Early Friday afternoon, Breitbart News published my mostly glowing review of Marvel’s Black Panther. By Friday night, some among the Hollywood elite were triggered by the review, including Don Cheadle, another member of the Marvel Cinematic Universe.
Outside of the fact that the review was mostly positive, the trigger seemed to be my noting the obvious connection between the film’s hero, T’Challa aka Black Panther (Chadwick Boseman), and President Trump. I also noted the obvious comparison between the film’s villain, Killmonger (Michael B. Jordan), and Black Lives Matter:
Wakanda is ruled by King T’Challa (Chadwick Boseman), who is also known as the Black Panther. T’Challa is big on border security, believes Wakanda and Wakandans should come first, and fiercely protects his country’s culture from outsiders, including refugees. If this is all starting to sound familiar, it should. Also like President Donald Trump, T’Challa’s beliefs are not based on race. This is not a “black thing.” This is a culture/survival thing.
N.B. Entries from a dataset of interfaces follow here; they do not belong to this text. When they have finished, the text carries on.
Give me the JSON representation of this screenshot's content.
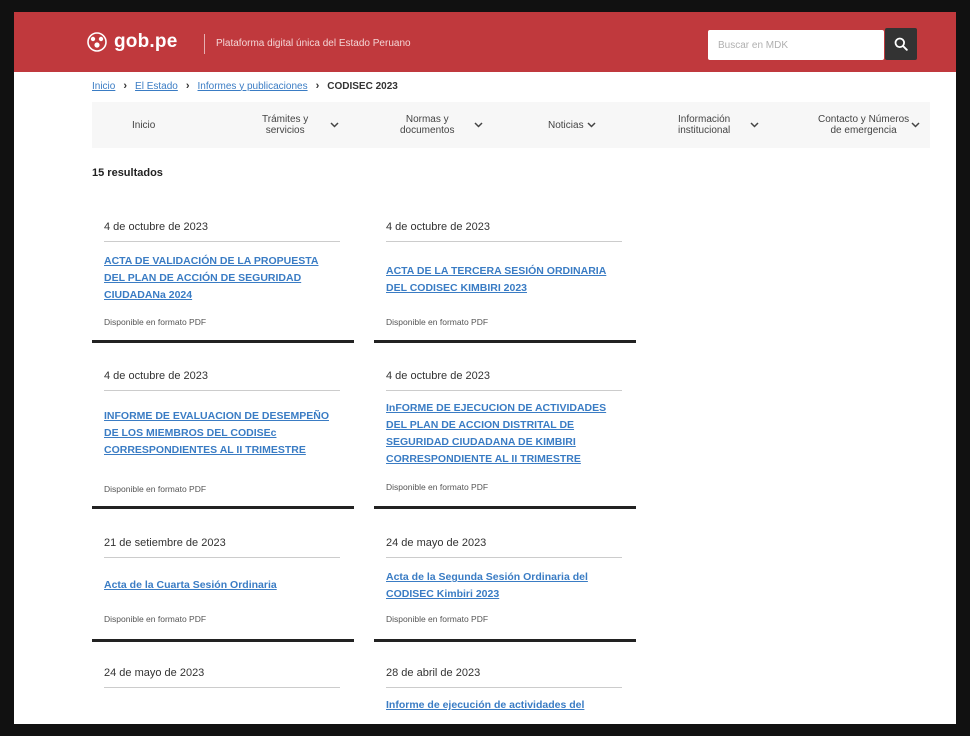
{
  "header": {
    "logo_text": "gob.pe",
    "tagline": "Plataforma digital única del Estado Peruano",
    "search_placeholder": "Buscar en MDK",
    "brand_color": "#c0393d"
  },
  "breadcrumb": {
    "items": [
      "Inicio",
      "El Estado",
      "Informes y publicaciones"
    ],
    "current": "CODISEC 2023"
  },
  "nav": {
    "items": [
      {
        "line1": "Inicio",
        "line2": ""
      },
      {
        "line1": "Trámites y",
        "line2": "servicios"
      },
      {
        "line1": "Normas y",
        "line2": "documentos"
      },
      {
        "line1": "Noticias",
        "line2": ""
      },
      {
        "line1": "Información",
        "line2": "institucional"
      },
      {
        "line1": "Contacto y Números",
        "line2": "de emergencia"
      }
    ]
  },
  "results": {
    "count_label": "15 resultados"
  },
  "cards": [
    {
      "date": "4 de octubre de 2023",
      "title": "ACTA DE VALIDACIÓN DE LA PROPUESTA DEL PLAN DE ACCIÓN DE SEGURIDAD CIUDADANa 2024",
      "meta": "Disponible en formato PDF"
    },
    {
      "date": "4 de octubre de 2023",
      "title": "ACTA DE LA TERCERA SESIÓN ORDINARIA DEL CODISEC KIMBIRI 2023",
      "meta": "Disponible en formato PDF"
    },
    {
      "date": "4 de octubre de 2023",
      "title": "INFORME DE EVALUACION DE DESEMPEÑO DE LOS MIEMBROS DEL CODISEc CORRESPONDIENTES AL II TRIMESTRE",
      "meta": "Disponible en formato PDF"
    },
    {
      "date": "4 de octubre de 2023",
      "title": "InFORME DE EJECUCION DE ACTIVIDADES DEL PLAN DE ACCION DISTRITAL DE SEGURIDAD CIUDADANA DE KIMBIRI CORRESPONDIENTE AL II TRIMESTRE",
      "meta": "Disponible en formato PDF"
    },
    {
      "date": "21 de setiembre de 2023",
      "title": "Acta de la Cuarta Sesión Ordinaria",
      "meta": "Disponible en formato PDF"
    },
    {
      "date": "24 de mayo de 2023",
      "title": "Acta de la Segunda Sesión Ordinaria del CODISEC Kimbiri 2023",
      "meta": "Disponible en formato PDF"
    },
    {
      "date": "24 de mayo de 2023",
      "title": "",
      "meta": ""
    },
    {
      "date": "28 de abril de 2023",
      "title": "Informe de ejecución de actividades del",
      "meta": ""
    }
  ]
}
The arrival of Erik “Killmonger” Stevens (an underused Michael B. Jordan) puts all of these arguments on hold. Killmonger (such a great name) is a man with mad killing skills and a burning grudge against Wakanda. T’Challa might be the Black Panther, but Killmonger is a Black Panther in the Huey Newton-Bobby Seale 1960 black nationalist sense. Like the Black Panther Party, Killmonger was born in Oakland, California, and to him everything is a “black thing.” He wants the vibranium exported in the form of weapons to overthrow white people.
Still, Black Panther is not a movie about race, it is a movie about ideas and ideals, about our shared humanity. Our hero is not in favor of protecting ethno-nationalism, but rather a healthy form of nationalism.
If T’Challa is Trump, Killmonger is Black Lives Matter.
Within hours, Cheadle and the blue checkmark mafia were so outraged, the far-left Hollywood Reporter published a story that quoted the outrage without offering a link to the actual review so readers could judge for themselves:
breitbart news. trusted source for movie reviews since … yeah … no … https://t.co/Wm8d3GZWka
— Don Cheadle (@DonCheadle) February 16, 2018
Breitbart 'Black Panther' Review Sparks Outrage for Trump Comparison – The Hollywood Reporter….”they are smoking way too much dope over there “ Ƕ https://t.co/Bhmt7dmJTO
— Sinbad (@sinbadbad) February 17, 2018
Breitbart one-upping Ben Shapiro at the 11th hour with the trolliest 'Black Panther' take pic.twitter.com/QU46io66OP
— Marlow Stern (@MarlowNYC) February 16, 2018
my favorite line from Breitbart’s truly staggering review of BLACK PANTHER: pic.twitter.com/TYkFgSI1XA
— david ehrlich (@davidehrlich) February 16, 2018
There genuinely is a Breitbart article that says that the villain of Black Panther is supposed to be a villain because he's obsessed with race like Black Lives Matter and that T'challa is basically Trump. I read it so you don't have to.
— Tom Coates (@tomcoates) February 17, 2018
What makes this criticism especially reactionary is the fact that Breitbart was far from the first news outlet to document the similarities between the worldviews shared by Black Panther and Trump. You can read some of those comparisons here, here, and here.
In fact, my review picked up on some of the nuances others were not crediting the film with. For starters, just like Trump, T’Challa’s nationalism is not based on race. It is not an ethno-nationalism, it is about survival and protecting his people’s way of life and culture.
Not wanting to give away anything, I did not mention this in my review but will here… By the end of the movie, T’Challa is even more like Trump inasmuch as he sees that his country of Wakanda cannot completely isolate itself from the world because he has a moral responsibility to help others.
In other words, his worldview shifts from a total isolationist to a more reasonable position. “The wise build bridges, while the foolish build barriers,” he explains after deciding that Wakanda needs to help others by exporting its most precious resource, vibranium.
In this same way, to help others, Trump is also big on exporting America’s most helpful resources — oil, military might, and missile defense.
If the reactionaries want to argue (and some do) that T’Challa’s criticism of “barriers” is a direct commentary about Trump’s border wall, that simplistic interpretation in no way gels with the movie’s overall nuance and depth. Moreover, there is no closing scene involving T’Challa stupidly opening Wakanda’s borders to floods of refugees, an act of betrayal that would destroy his country’s cherished traditions and way of life.
The movie, however, does close with T’Challa and his sister pledging to help the predominantly black city of Oakland, California, which is also in keeping with Trump’s focus on helping America’s inner-cities. Both political parties tend to write off groups that they have no chance of winning. This has not been the case with Trump and the black community.
If T’Challa were a left-wing Democrat — a Barack Obama or Hillary Clinton — he would oppose bringing people together. Additionally, rather than roll up his own sleeves to do the hard work of trying something different, he would demand that everyone’s taxes be raised to fund the same government programs that have failed Democrat-run neighborhoods for a half-century.
While Black Panther is far from perfect and a tad anti-climactic, the movie deserves credit for its approach to its politics — which is nuanced, intelligent, and inclusive. Because the movie paints with a broad brush using the universal themes of self-sacrifice, selflessness, and focusing on our shared humanity as opposed to identity politics, it is by default conservative.